> **EXERCISE INSTRUCTIONS**
Repeat the data word for word and skip the pictures.

> **RECORDS FOR THE TASK**
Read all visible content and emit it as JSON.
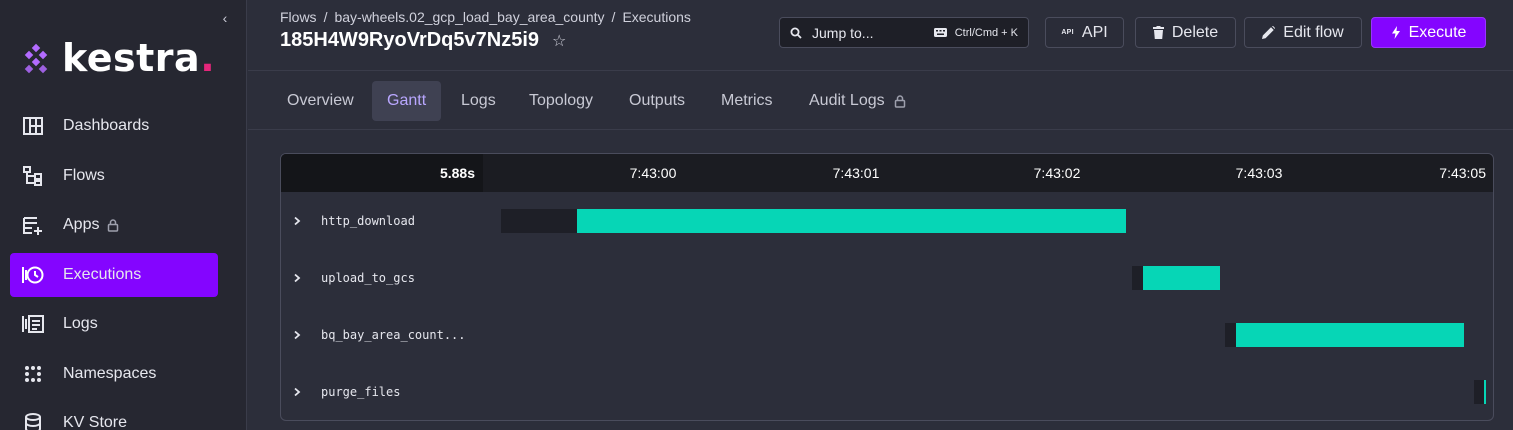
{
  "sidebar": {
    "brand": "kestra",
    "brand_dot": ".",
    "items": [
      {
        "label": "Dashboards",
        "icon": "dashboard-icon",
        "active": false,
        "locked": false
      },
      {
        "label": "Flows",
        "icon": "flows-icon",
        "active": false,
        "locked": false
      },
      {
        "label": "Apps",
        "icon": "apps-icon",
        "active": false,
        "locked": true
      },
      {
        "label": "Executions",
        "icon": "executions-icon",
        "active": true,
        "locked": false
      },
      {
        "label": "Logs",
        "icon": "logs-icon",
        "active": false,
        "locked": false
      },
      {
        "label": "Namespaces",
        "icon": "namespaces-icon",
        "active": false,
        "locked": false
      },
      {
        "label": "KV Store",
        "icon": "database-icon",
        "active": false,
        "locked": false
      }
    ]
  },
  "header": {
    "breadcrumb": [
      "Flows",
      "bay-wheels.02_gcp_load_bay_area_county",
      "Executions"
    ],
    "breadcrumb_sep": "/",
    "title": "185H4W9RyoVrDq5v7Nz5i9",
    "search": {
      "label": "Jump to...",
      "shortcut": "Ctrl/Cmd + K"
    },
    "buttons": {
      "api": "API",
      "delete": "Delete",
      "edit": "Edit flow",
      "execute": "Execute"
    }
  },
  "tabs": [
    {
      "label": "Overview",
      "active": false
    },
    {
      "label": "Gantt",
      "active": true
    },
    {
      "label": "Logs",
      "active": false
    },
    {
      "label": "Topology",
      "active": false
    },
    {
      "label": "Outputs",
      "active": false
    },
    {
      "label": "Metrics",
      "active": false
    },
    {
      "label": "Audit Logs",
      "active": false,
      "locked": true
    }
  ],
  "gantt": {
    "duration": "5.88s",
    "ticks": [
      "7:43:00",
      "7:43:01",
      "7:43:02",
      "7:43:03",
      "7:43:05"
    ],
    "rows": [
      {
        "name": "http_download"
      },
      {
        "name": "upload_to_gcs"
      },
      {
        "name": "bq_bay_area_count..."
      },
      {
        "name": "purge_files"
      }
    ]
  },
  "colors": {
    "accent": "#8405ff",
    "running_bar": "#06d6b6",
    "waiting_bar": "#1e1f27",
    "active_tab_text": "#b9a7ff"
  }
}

> **FINAL ANSWER**
Read all visible content and emit it as JSON.
{
  "sidebar": {
    "brand": "kestra",
    "brand_dot": ".",
    "items": [
      {
        "label": "Dashboards",
        "icon": "dashboard-icon",
        "active": false,
        "locked": false
      },
      {
        "label": "Flows",
        "icon": "flows-icon",
        "active": false,
        "locked": false
      },
      {
        "label": "Apps",
        "icon": "apps-icon",
        "active": false,
        "locked": true
      },
      {
        "label": "Executions",
        "icon": "executions-icon",
        "active": true,
        "locked": false
      },
      {
        "label": "Logs",
        "icon": "logs-icon",
        "active": false,
        "locked": false
      },
      {
        "label": "Namespaces",
        "icon": "namespaces-icon",
        "active": false,
        "locked": false
      },
      {
        "label": "KV Store",
        "icon": "database-icon",
        "active": false,
        "locked": false
      }
    ]
  },
  "header": {
    "breadcrumb": [
      "Flows",
      "bay-wheels.02_gcp_load_bay_area_county",
      "Executions"
    ],
    "breadcrumb_sep": "/",
    "title": "185H4W9RyoVrDq5v7Nz5i9",
    "search": {
      "label": "Jump to...",
      "shortcut": "Ctrl/Cmd + K"
    },
    "buttons": {
      "api": "API",
      "delete": "Delete",
      "edit": "Edit flow",
      "execute": "Execute"
    }
  },
  "tabs": [
    {
      "label": "Overview",
      "active": false
    },
    {
      "label": "Gantt",
      "active": true
    },
    {
      "label": "Logs",
      "active": false
    },
    {
      "label": "Topology",
      "active": false
    },
    {
      "label": "Outputs",
      "active": false
    },
    {
      "label": "Metrics",
      "active": false
    },
    {
      "label": "Audit Logs",
      "active": false,
      "locked": true
    }
  ],
  "gantt": {
    "duration": "5.88s",
    "ticks": [
      "7:43:00",
      "7:43:01",
      "7:43:02",
      "7:43:03",
      "7:43:05"
    ],
    "rows": [
      {
        "name": "http_download"
      },
      {
        "name": "upload_to_gcs"
      },
      {
        "name": "bq_bay_area_count..."
      },
      {
        "name": "purge_files"
      }
    ]
  },
  "colors": {
    "accent": "#8405ff",
    "running_bar": "#06d6b6",
    "waiting_bar": "#1e1f27",
    "active_tab_text": "#b9a7ff"
  }
}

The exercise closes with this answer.